▶ _Exercise prompt_
Look through the data below and show every line that includes "meta".

▶ _Data to examine_
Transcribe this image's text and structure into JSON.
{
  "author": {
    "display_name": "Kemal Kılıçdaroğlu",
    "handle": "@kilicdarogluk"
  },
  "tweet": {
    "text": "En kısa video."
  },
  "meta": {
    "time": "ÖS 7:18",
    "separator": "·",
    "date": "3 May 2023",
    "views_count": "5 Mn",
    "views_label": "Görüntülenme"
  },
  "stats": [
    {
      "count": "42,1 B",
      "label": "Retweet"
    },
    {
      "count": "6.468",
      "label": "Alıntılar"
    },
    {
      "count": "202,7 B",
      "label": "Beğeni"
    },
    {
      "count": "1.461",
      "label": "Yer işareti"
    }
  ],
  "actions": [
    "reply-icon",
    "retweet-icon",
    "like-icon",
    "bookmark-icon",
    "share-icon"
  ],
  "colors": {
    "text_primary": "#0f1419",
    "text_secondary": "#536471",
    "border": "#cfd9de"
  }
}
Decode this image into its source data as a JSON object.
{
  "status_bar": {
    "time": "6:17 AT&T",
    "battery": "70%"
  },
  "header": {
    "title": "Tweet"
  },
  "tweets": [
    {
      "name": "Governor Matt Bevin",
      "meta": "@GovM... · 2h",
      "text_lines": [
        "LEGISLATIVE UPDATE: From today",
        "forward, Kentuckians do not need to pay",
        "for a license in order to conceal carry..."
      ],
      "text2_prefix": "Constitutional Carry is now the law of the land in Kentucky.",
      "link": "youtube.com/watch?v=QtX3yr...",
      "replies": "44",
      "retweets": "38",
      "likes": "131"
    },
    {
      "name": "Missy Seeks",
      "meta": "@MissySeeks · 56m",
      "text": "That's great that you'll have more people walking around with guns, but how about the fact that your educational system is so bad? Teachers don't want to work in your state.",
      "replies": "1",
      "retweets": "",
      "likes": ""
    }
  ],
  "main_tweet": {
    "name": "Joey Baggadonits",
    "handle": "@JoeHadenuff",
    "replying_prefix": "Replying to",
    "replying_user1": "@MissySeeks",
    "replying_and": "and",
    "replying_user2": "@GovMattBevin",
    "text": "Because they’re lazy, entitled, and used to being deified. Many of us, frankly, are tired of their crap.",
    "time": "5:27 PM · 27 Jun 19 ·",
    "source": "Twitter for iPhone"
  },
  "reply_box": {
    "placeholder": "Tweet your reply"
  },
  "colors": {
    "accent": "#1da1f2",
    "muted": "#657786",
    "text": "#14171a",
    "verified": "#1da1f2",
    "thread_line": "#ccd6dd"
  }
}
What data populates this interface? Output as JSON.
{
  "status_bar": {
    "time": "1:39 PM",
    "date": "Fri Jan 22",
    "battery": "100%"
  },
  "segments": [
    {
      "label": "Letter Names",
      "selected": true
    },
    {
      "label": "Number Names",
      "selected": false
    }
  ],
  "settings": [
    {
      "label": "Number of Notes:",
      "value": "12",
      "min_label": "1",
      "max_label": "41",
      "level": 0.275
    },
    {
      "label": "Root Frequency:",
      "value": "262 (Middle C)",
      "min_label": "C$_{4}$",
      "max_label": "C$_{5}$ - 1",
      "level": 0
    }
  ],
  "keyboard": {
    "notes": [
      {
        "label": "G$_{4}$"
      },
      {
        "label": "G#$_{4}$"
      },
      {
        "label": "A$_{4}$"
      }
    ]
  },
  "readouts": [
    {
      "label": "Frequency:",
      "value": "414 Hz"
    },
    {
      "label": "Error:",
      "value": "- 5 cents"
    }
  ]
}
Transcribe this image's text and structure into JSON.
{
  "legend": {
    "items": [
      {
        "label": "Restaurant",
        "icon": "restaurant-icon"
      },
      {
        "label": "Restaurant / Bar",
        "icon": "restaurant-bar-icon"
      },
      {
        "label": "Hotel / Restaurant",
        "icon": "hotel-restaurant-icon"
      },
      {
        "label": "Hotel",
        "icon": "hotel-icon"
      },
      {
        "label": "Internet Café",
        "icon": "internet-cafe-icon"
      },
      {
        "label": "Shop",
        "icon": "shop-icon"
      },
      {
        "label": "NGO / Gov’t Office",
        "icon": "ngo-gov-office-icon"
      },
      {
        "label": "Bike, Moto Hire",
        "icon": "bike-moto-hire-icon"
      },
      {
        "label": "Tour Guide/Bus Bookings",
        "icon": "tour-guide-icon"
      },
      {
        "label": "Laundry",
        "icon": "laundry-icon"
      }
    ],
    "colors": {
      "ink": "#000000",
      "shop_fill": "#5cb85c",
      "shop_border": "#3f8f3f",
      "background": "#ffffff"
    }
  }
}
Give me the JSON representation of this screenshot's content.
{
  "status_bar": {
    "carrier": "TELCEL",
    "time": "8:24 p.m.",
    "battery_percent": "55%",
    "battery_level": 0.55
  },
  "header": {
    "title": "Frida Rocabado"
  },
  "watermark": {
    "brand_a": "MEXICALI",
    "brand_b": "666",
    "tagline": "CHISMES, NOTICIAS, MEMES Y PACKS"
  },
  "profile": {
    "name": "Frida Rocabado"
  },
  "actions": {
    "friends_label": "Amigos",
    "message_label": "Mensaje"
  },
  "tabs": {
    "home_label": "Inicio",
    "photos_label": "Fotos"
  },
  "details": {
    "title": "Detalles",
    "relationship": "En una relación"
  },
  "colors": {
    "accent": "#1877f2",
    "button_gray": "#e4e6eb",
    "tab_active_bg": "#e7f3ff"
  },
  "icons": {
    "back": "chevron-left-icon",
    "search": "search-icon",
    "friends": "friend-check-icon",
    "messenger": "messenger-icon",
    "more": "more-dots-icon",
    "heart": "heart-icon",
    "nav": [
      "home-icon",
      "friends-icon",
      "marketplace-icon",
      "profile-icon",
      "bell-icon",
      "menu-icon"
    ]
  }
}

▶ _Finished task_
  "meta": {
      "meta": "@GovM... · 2h",
      "meta": "@MissySeeks · 56m",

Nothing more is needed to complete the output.